**Activity:** I'd like every line in the following listing that holds "title" copied.

● ● ● ●

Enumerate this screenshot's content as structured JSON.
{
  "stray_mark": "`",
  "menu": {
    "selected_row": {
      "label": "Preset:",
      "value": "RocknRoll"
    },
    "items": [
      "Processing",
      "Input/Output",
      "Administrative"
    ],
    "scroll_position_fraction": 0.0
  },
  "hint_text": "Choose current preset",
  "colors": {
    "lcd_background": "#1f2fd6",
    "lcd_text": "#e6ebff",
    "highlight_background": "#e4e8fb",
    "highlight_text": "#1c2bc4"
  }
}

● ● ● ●

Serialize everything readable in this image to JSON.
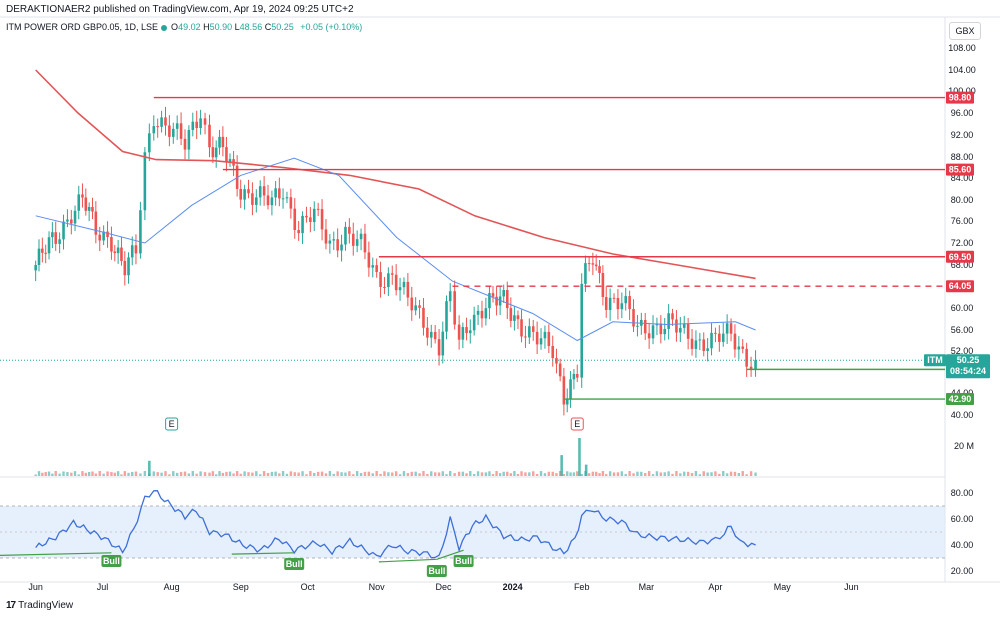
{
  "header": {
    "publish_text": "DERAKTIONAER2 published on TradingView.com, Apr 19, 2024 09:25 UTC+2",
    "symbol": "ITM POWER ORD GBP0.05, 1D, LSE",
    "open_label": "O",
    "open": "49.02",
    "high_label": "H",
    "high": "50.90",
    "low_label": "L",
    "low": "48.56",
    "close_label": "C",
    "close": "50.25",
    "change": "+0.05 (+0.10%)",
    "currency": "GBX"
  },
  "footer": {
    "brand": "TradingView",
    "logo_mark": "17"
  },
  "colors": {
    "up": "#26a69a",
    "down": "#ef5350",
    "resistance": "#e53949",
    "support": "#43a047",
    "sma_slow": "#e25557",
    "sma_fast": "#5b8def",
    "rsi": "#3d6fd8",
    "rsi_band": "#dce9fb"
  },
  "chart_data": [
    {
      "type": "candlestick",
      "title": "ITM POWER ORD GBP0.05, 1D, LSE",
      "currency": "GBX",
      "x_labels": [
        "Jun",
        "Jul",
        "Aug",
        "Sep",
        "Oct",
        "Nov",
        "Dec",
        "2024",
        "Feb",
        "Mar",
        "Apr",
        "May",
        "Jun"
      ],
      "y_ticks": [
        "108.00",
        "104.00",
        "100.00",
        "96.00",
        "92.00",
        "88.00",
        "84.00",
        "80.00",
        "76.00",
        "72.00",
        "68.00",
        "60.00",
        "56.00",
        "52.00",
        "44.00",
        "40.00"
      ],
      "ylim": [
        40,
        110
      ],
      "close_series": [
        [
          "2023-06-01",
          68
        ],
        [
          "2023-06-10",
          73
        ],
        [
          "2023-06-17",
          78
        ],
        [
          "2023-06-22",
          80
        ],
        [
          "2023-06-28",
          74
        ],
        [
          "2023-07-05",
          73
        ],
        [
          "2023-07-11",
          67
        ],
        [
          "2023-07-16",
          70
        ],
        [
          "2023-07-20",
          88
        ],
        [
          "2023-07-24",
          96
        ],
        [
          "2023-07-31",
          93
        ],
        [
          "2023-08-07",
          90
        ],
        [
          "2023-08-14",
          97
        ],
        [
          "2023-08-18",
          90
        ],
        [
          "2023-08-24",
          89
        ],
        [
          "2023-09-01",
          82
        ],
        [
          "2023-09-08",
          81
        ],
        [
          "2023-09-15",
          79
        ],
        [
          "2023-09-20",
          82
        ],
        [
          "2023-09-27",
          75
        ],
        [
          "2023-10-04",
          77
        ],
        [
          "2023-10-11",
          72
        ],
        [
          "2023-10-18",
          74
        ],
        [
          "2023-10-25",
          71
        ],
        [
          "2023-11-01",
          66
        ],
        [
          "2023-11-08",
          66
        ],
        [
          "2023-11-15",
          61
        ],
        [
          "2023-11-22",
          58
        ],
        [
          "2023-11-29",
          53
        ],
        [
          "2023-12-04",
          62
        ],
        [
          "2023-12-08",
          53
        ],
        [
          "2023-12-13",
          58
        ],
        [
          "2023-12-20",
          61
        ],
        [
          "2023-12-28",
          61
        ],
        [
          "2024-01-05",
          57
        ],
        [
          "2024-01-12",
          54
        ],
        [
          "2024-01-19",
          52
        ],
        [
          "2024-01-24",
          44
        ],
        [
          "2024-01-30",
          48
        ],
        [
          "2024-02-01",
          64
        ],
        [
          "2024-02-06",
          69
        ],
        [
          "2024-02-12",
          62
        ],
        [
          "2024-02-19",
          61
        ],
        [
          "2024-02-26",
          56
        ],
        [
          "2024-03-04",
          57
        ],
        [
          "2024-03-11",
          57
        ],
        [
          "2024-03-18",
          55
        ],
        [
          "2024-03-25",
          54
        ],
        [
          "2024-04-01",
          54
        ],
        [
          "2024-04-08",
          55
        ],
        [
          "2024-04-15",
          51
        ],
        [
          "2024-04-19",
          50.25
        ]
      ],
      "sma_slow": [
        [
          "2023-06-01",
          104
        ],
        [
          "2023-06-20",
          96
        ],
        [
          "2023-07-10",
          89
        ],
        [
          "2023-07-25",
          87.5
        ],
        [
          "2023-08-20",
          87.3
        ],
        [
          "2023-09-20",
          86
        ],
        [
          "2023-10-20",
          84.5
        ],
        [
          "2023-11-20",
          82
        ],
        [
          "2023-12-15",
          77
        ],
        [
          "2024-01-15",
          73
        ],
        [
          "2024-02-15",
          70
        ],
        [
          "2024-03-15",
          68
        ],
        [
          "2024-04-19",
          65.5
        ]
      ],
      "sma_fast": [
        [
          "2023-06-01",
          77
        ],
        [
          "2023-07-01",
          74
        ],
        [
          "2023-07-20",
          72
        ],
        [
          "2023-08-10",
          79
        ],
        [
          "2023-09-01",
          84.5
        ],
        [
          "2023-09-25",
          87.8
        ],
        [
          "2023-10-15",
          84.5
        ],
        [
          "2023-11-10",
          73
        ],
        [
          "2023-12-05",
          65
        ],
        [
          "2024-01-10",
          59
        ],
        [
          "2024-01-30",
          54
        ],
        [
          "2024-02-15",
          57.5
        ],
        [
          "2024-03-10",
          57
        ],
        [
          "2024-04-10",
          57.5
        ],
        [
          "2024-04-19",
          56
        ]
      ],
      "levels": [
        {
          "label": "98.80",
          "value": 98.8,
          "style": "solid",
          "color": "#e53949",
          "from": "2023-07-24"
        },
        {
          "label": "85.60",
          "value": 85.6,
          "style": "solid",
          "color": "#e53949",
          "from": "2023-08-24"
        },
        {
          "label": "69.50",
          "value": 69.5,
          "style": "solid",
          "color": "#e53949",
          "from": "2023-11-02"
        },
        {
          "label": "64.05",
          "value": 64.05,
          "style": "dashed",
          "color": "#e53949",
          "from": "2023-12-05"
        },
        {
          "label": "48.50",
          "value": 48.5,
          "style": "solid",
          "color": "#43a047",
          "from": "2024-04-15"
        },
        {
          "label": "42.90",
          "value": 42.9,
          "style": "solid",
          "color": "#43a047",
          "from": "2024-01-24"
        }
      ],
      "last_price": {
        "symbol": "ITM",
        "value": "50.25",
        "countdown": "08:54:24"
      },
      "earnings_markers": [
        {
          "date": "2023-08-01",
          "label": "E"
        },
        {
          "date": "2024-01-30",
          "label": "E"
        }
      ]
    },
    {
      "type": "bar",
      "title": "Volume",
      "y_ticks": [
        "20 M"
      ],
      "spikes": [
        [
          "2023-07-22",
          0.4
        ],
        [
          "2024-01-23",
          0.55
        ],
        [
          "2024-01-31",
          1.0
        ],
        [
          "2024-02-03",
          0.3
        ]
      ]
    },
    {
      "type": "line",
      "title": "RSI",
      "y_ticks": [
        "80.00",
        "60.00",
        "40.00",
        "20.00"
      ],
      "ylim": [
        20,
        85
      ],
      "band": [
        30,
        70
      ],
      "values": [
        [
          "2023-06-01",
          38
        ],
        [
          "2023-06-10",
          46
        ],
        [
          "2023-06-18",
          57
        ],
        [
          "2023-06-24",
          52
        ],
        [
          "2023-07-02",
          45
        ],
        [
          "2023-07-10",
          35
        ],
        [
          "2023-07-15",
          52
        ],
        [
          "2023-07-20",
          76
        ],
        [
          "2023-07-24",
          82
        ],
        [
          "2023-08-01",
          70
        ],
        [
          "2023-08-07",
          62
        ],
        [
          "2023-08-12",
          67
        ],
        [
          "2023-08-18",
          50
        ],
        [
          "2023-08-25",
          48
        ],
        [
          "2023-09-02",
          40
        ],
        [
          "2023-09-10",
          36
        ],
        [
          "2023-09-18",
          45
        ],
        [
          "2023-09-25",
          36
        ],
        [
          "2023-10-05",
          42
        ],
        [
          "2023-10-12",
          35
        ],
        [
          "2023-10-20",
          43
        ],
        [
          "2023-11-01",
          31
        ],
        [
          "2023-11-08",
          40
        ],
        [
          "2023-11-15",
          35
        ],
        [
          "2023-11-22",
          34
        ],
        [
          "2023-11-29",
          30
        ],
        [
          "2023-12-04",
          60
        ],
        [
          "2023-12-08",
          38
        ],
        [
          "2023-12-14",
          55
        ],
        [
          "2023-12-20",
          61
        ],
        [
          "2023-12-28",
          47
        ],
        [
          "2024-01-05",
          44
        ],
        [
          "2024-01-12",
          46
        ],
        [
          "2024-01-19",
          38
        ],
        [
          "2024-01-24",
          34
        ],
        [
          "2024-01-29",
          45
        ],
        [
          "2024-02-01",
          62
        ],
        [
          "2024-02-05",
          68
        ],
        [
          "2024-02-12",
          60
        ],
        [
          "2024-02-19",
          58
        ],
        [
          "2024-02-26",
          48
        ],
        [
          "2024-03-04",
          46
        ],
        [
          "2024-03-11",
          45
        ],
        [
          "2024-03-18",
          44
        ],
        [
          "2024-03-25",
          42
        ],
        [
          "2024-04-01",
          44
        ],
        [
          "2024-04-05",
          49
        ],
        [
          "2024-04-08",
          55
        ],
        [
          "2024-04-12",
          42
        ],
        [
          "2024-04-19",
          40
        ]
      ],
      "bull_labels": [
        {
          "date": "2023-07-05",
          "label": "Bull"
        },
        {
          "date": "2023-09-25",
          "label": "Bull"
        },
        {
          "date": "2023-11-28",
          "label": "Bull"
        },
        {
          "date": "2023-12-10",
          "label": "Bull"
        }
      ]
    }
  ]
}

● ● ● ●

**Completed task:**
      "title": "ITM POWER ORD GBP0.05, 1D, LSE",
      "title": "Volume",
      "title": "RSI",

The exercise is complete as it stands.